The Justice Department under the Trump administration asked the Supreme Court to review the 9th Circuit decision in December. 

In 2011, Yassir Fazaga, an imam at a mosque in Orange County, Calif., filed a class-action lawsuit against the FBI over its use of a paid informant to infiltrate Muslim communities in Southern California.

The informer, Craig Monteilh, posed as a recent convert in 2006 and 2007 and allegedly disturbed the local Islamic community with his efforts to incite violence until members reported him to the FBI and won a restraining order against him.

Monteilh later went public with his claims of working on behalf of federal law enforcement and filed his own lawsuit against the bureau. 

President BidenJoe BidenUkraine's president compares UN to 'a retired superhero' Biden touts 'progress' during 'candid' meetings on .5T plan Biden to tap law professor who wants to 'end banking as we know it' as OCC chief: reports MORE's Department of Justice is now the third administration to defend the FBI in the case. Last month, acting Solicitor General Elizabeth Prelogar told the Supreme Court that the 9th Circuit decision will hurt national security. 

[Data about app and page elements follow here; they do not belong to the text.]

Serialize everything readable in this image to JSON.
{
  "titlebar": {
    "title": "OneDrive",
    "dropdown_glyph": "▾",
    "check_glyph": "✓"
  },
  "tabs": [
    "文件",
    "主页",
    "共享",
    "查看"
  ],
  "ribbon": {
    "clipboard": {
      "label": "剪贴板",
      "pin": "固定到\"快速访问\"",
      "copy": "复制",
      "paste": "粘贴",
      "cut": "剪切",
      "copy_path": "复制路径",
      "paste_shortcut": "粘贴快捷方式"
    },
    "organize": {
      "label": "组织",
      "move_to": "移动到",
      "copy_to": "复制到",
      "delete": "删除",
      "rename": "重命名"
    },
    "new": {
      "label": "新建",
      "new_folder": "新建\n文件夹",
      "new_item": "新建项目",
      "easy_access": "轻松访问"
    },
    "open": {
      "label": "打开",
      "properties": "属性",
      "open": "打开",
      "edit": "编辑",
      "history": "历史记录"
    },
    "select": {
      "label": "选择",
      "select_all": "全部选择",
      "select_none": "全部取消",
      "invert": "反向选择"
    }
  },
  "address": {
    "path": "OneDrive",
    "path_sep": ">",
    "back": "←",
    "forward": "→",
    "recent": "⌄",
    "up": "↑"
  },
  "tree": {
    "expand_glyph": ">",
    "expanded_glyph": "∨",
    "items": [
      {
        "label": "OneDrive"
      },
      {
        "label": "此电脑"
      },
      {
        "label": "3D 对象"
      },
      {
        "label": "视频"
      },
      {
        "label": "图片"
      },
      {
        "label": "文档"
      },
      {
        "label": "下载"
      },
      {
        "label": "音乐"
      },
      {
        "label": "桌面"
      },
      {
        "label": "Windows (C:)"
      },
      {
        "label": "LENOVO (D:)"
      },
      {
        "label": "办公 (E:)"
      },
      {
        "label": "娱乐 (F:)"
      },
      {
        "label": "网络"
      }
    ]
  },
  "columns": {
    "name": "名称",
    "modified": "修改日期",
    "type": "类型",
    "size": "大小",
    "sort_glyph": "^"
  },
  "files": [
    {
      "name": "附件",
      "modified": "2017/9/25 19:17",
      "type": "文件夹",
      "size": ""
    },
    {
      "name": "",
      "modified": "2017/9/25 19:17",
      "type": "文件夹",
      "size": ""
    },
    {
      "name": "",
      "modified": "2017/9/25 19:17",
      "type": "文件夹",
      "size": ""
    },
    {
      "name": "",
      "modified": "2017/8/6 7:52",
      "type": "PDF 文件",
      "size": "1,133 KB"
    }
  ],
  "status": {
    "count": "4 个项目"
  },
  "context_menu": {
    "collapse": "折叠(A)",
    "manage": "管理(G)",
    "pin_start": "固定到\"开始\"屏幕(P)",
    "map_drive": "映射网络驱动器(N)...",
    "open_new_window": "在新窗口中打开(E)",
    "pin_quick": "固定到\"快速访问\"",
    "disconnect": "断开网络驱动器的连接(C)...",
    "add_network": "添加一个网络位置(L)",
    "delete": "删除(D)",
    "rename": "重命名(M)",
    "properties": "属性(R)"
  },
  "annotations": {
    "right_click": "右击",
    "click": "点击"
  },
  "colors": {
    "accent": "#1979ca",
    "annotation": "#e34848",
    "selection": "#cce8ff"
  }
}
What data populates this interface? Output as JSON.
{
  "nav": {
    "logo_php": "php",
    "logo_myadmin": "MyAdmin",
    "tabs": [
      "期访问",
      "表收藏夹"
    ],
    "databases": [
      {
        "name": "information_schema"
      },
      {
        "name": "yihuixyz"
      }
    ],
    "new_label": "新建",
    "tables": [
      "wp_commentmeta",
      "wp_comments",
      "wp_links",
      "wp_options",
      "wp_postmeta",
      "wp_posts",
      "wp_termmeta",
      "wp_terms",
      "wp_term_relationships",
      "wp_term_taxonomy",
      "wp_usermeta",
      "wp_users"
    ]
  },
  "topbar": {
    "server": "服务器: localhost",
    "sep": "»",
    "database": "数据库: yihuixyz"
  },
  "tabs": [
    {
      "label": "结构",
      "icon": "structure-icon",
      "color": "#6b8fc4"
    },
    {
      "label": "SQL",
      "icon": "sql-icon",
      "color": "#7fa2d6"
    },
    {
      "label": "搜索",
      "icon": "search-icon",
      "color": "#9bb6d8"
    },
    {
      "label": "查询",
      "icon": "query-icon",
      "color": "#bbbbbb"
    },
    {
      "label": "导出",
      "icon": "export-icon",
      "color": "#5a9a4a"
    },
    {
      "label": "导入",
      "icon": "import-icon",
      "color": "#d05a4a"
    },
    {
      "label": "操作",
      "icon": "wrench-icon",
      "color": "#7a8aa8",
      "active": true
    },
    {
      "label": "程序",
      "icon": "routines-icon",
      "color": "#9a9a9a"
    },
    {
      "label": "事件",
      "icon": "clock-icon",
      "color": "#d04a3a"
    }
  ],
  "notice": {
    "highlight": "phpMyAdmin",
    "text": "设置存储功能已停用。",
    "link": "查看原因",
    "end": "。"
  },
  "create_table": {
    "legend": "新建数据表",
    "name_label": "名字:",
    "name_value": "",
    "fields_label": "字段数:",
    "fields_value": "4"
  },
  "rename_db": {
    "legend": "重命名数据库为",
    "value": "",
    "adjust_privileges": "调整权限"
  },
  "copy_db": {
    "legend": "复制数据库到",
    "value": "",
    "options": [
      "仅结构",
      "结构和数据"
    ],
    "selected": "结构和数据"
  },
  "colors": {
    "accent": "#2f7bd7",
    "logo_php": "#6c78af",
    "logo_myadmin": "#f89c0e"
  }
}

"The court of appeals’ decision undermines the Executive’s ability to protect sensitive national-security information and keep its promises to foreign allies," she wrote in a filing. "And it threatens to deprive the government of an essential means of safeguarding this Nation’s most sensitive information."